I rarely say ‘no’ to new experiences in books, which was why I was keen to read this book.
Title: Sword of Air
Author: RJ Madigan
Genre: Young Adult – Fantasy
Available for purchase: iTunes (USD $3.99)
What’s it about?
This is a YA fantasy about Niamh, a young woman discovering the power she possesses, and her destiny and quest to save her world from the Raven Queen.
Who is the Raven Queen? What is Niamh’s true quest? A question which only Niamh herself can determine.
And as she fights for her life being hunted by the Fomor army controlled by the Raven Queen, Niamh is caught between 2 men – Lorcan, Crown Prince of the Fae who is rebellious and arrogant; and Rauri, her childhood friend, a talented tracker and hunter; and a fighter. Who will betray her? Who will stand by her side?

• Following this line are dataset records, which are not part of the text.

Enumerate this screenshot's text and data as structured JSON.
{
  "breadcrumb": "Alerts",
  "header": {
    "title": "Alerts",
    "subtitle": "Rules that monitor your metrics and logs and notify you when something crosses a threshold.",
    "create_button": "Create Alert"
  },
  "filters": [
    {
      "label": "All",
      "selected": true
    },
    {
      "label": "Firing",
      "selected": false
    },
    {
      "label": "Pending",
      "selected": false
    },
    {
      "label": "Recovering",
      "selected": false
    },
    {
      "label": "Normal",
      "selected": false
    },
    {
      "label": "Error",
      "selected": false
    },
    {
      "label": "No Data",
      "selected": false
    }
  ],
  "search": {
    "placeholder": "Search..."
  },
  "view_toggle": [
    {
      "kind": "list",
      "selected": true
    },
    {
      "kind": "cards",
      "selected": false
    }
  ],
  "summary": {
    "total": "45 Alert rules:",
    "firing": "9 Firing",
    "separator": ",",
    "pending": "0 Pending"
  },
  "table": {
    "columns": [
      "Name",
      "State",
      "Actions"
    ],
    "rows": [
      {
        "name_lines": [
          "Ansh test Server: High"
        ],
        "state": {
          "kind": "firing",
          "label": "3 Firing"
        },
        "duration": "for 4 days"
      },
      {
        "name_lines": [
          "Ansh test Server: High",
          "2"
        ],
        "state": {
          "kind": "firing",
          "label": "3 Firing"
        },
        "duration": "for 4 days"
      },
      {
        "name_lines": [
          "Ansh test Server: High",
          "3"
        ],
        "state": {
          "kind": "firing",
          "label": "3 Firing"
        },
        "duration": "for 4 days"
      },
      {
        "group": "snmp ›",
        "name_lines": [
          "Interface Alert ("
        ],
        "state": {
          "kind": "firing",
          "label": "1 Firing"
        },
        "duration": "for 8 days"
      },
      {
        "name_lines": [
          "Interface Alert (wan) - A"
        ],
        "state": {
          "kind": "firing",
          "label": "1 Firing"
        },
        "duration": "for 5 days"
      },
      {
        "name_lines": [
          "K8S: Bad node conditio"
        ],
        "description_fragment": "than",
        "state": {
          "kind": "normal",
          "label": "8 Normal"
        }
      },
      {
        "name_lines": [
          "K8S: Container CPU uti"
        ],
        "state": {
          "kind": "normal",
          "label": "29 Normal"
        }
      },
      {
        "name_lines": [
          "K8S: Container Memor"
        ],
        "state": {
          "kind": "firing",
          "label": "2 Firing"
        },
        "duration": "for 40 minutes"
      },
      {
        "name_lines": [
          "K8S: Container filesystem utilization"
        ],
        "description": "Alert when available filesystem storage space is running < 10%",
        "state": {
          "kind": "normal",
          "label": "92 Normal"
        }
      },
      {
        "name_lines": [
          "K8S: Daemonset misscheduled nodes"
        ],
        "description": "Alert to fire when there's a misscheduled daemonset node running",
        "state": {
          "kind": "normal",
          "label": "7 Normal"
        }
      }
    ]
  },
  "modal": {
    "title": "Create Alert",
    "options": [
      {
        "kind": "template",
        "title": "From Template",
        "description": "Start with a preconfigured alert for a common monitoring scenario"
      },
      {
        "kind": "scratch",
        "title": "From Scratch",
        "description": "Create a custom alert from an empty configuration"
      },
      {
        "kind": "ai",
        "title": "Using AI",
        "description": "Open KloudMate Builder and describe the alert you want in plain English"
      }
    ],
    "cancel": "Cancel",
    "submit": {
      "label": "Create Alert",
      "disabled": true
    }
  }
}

I’ll begin with the format of this book. This is a “multi-touch iBook”. As denoted by the ‘i’, it is available on iTunes and to be read on iPad and Apple computers only. The ‘multi-touch’ means it’s more than an ebook – there are some pretty cool interactive stuff within the book. Yes, interactive.
It’s FX in a book – so when images within the book are tapped – they expand or audio plays or 3-D rotations up close and personal or video/movie plays. This is my first multi-touch interactive book and it’s awesome. That is until the novelty wears off. Both my adolescent children had a look, and one of whom read parts of the book. They were intrigued by the effects but not for long.
The interactive parts can be considered an enhancement to book illustrations, but different. Utilising the same part of the brain, looking at book illustrations and reading the written words are complementary. However, reading then watching a movie, listening to sounds require a re-focusing on the written words. This irritates me at times.
Ultimately, I bought this book for the story. And for me, the interactive touches distract from the reading flow and can take the focus away from the novel.
Now onto the storyline – it is intriguing and engaging. The characters are attractive though some lack depth. Certainly, the relationship between Rauri and Niamh can be better developed.
Madigan’s writing is simple and lacking in complexity of structures at times. Simply put, it is more tell than show. Please do not be discouraged. Once I accept the simplicity of the writing, I am captivated by the story which unfolds. The plot is gripping, and has much potential beyond this book. Madigan has painted a vivid picture of this fantasy world of an altered medievil Ireland – that of the forest of Nadur and the Fae world.
There is good pacing in the plot. One thing did strike me – it is not quite believable that Maev, the Raven Queen, would believe in Niamh’s almost immediate capitulation – unless she believes Niamh is acquiescing for her friends and/or Maev’s frenzied mind wants her to believe so…? Perhaps this is Madigan keeping the reader in suspense for the next book in the series.
The ending seems a little protracted although it does provide a credible twist and a fantastic lead-on to the next book.
I recommend this book on 2 bases – it is worthwhile for writers to experience this new format, the interactive iBook; and the story is indeed captivating. It is suitable for young adult readers, especially those who have found reading to be a ‘novelty’ and need some motivation to persevere.
Do read Madigan’s post on the thrill and challenges of publishing an iBook. Such worthwhile information about publishing through iBook Author.
Realistic Characterization: 3.5/5
Made Me Think: 3/5
Overall enjoyment: 3.5/5
Overall Rating: 3.5